Problem statement: The word "TJGO" appears in some lines of the records below; state how many lines, and nothing else.

══════════

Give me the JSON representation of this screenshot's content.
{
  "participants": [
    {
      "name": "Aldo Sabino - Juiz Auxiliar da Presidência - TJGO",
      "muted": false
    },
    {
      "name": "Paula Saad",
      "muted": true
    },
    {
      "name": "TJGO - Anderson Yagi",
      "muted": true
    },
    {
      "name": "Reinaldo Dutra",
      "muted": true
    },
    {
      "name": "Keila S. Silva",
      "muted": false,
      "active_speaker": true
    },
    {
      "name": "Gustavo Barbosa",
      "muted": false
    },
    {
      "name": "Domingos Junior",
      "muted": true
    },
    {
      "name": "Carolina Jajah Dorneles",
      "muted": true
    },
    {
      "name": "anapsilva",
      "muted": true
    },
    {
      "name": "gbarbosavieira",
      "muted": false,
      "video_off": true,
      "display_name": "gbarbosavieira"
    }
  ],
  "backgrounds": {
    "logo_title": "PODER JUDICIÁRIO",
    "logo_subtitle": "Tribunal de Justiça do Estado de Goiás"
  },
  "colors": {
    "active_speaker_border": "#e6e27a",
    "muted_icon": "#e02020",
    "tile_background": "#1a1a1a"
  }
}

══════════

Output for this exercise: 2